As a teacher, I used to look forward to summer vacation. As a principal, summer is precious work time. While I have a few weeks of vacation that I take here and there, I work for most of the summer. There’s a lot to do: supervising summer school, planning for the following year, hiring teachers.
There’s also a magic to summer school. While long-term planning for the year is intense, things also slow down. I have a tiny staff of 5 teachers and 3 support staff, and I get to work closely with them in a way that would be impossible during the school year with a much larger staff of 40 people.
The best part about summer school: some of the boys who struggled the most during the school year have transformed into fantastic students. Continue reading
A friend was recently telling me about his experience when he was a child in the 5th grade. “I used to get in trouble before the 5th grade. But my 5th grade teacher, she liked me. It was like, she never expected me to do anything bad. So I didn’t.”

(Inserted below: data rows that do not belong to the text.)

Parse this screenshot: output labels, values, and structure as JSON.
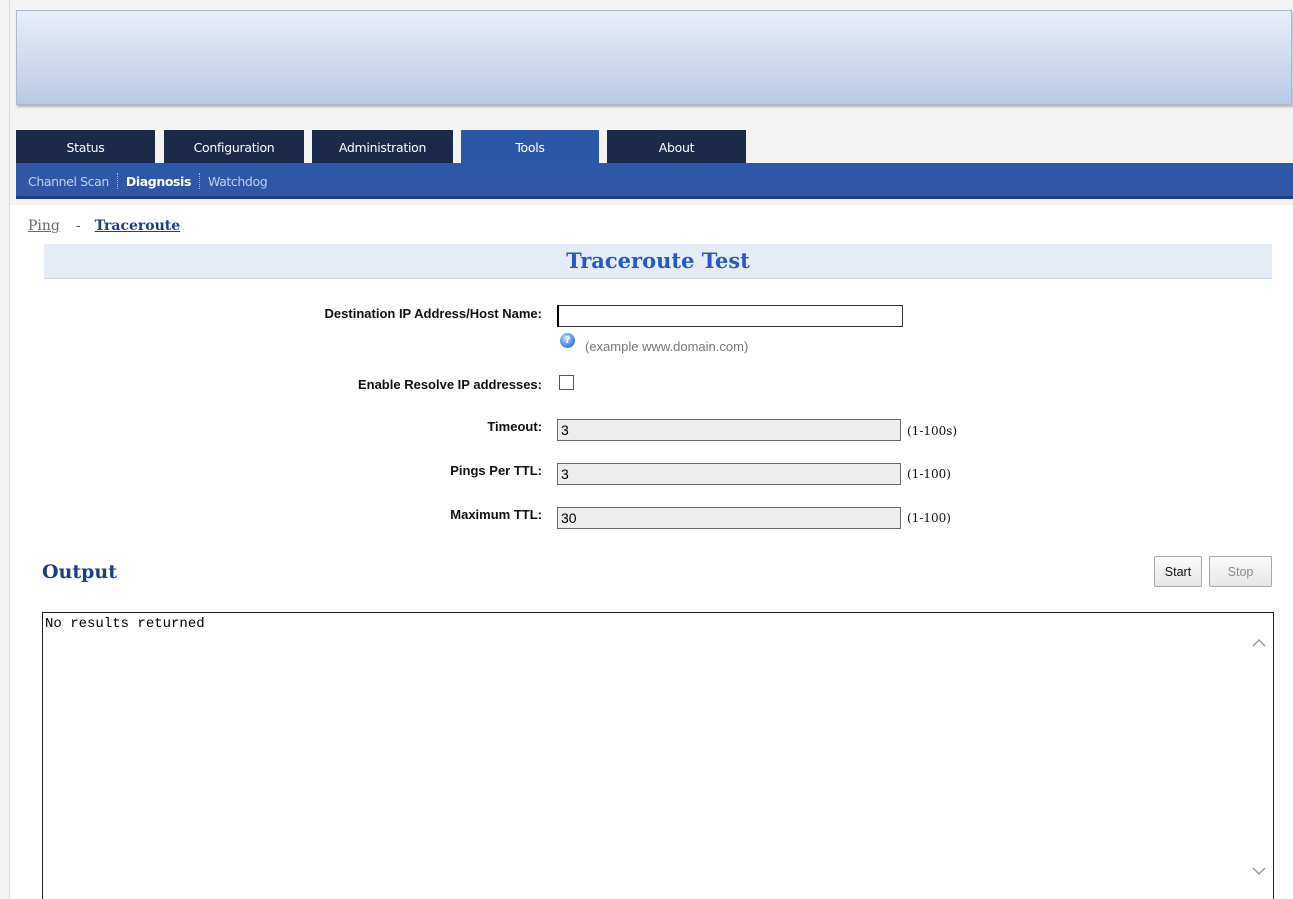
{
  "tabs": [
    {
      "label": "Status",
      "active": false
    },
    {
      "label": "Configuration",
      "active": false
    },
    {
      "label": "Administration",
      "active": false
    },
    {
      "label": "Tools",
      "active": true
    },
    {
      "label": "About",
      "active": false
    }
  ],
  "subnav": [
    {
      "label": "Channel Scan",
      "active": false
    },
    {
      "label": "Diagnosis",
      "active": true
    },
    {
      "label": "Watchdog",
      "active": false
    }
  ],
  "breadcrumb": {
    "ping": "Ping",
    "separator": "-",
    "traceroute": "Traceroute"
  },
  "section_title": "Traceroute Test",
  "form": {
    "destination": {
      "label": "Destination IP Address/Host Name:",
      "value": "",
      "hint": "(example www.domain.com)"
    },
    "resolve": {
      "label": "Enable Resolve IP addresses:",
      "checked": false
    },
    "timeout": {
      "label": "Timeout:",
      "value": "3",
      "range": "(1-100s)"
    },
    "pings_per_ttl": {
      "label": "Pings Per TTL:",
      "value": "3",
      "range": "(1-100)"
    },
    "max_ttl": {
      "label": "Maximum TTL:",
      "value": "30",
      "range": "(1-100)"
    }
  },
  "output": {
    "title": "Output",
    "start_label": "Start",
    "stop_label": "Stop",
    "text": "No results returned"
  },
  "icons": {
    "help": "help-icon",
    "scroll_up": "chevron-up-icon",
    "scroll_down": "chevron-down-icon"
  },
  "colors": {
    "tab_bg": "#1c2a4a",
    "tab_active": "#2a57a6",
    "subbar": "#2e58a7",
    "title": "#2a57c4",
    "heading": "#1a3f85"
  }
}
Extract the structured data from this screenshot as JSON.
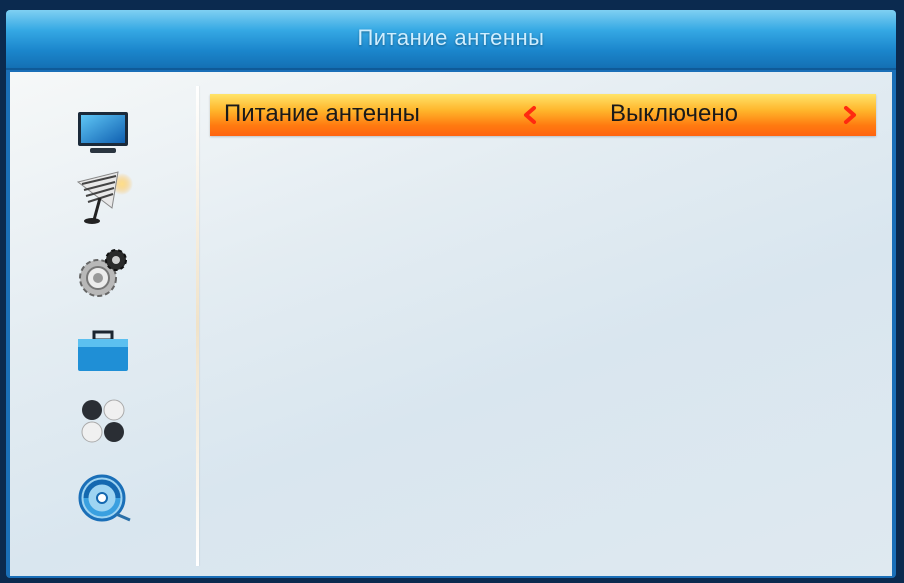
{
  "window": {
    "title": "Питание антенны"
  },
  "sidebar": {
    "items": [
      {
        "icon": "tv-icon"
      },
      {
        "icon": "satellite-dish-icon",
        "selected": true
      },
      {
        "icon": "gear-settings-icon"
      },
      {
        "icon": "toolbox-icon"
      },
      {
        "icon": "game-balls-icon"
      },
      {
        "icon": "media-disc-icon"
      }
    ]
  },
  "menu": {
    "rows": [
      {
        "label": "Питание антенны",
        "value": "Выключено"
      }
    ]
  },
  "colors": {
    "title_bar": "#1b86cc",
    "title_text": "#cfeeff",
    "highlight_top": "#ffe46a",
    "highlight_bottom": "#ff6410",
    "arrow": "#ff2a10",
    "content_bg": "#e3ecf2"
  }
}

I recently saw the excellent documentary Won’t You Be My Neighbor about Fred Rogers and his children’s television program Mr. Rogers’ Neighborhood. One of the extraordinary things about Mr. Rogers was his obvious, unconditional love of children. Like millions of others, I watched his program as a young child and I remember him saying, “I like you just the way you are.”
I realized what an unusual idea it is to be “liked” just the way one is. Continue reading
“That’s my butterfly!”
Marcus pointed to a butterfly drawing, part of an elaborate book project displayed in the 9th grade hallway.
Marcus is a 9th grader with a semi-permanent frown who had recently been suspended for fighting. He’s originally from Honduras, has lived in New York for two years, and is self-conscious about his English– too self-conscious to notice that his English is far better than most of his classmates.* He gives the impression, “I’m a loner– don’t mess with me.” Continue reading
Eric is running to his third period class, weaving between throngs of students.
He sees me. He halts. He stands squarely in front of me.
He bows deeply.
“Anyong haseyo sunsengnim,” he says with perfect Korean pronunciation. Good day, honorable teacher.
“Anyong haseyo, hakseng,” I reply. Good day, honorable student.*
He grins and walks to class. Continue reading
“There’s a yellow M&M in stairwell six, on the second floor,” I said to a staff member. “Could you find a student to clean it up?”
He smiled at me, but nodded. I could tell he was thinking, “An M&M? Only an M&M?” We’ve had much worse in our stairwells: milk cartons, used napkins, and my personal un-favorite: ketchup smeared on the banisters.
“Only” an M & M is progress: it means my staff is enlisting students to clean the stairwells throughout the day, which is exactly what I want them to do. Continue reading
Yesterday, when I visited Mr. D’s English class, I didn’t notice Jose.* This is notable.
I always notice Jose. Jose is a student who normally disrupts classes, or wanders the hallways to avoid class. We have spent countless hours trying to support Jose in behaving and learning.
Yet in Mr. D’s English class, I didn’t notice Jose. Why? Because Jose was sitting at a table, quietly annotating a text. He worked throughout the period, causing no disruption. Continue reading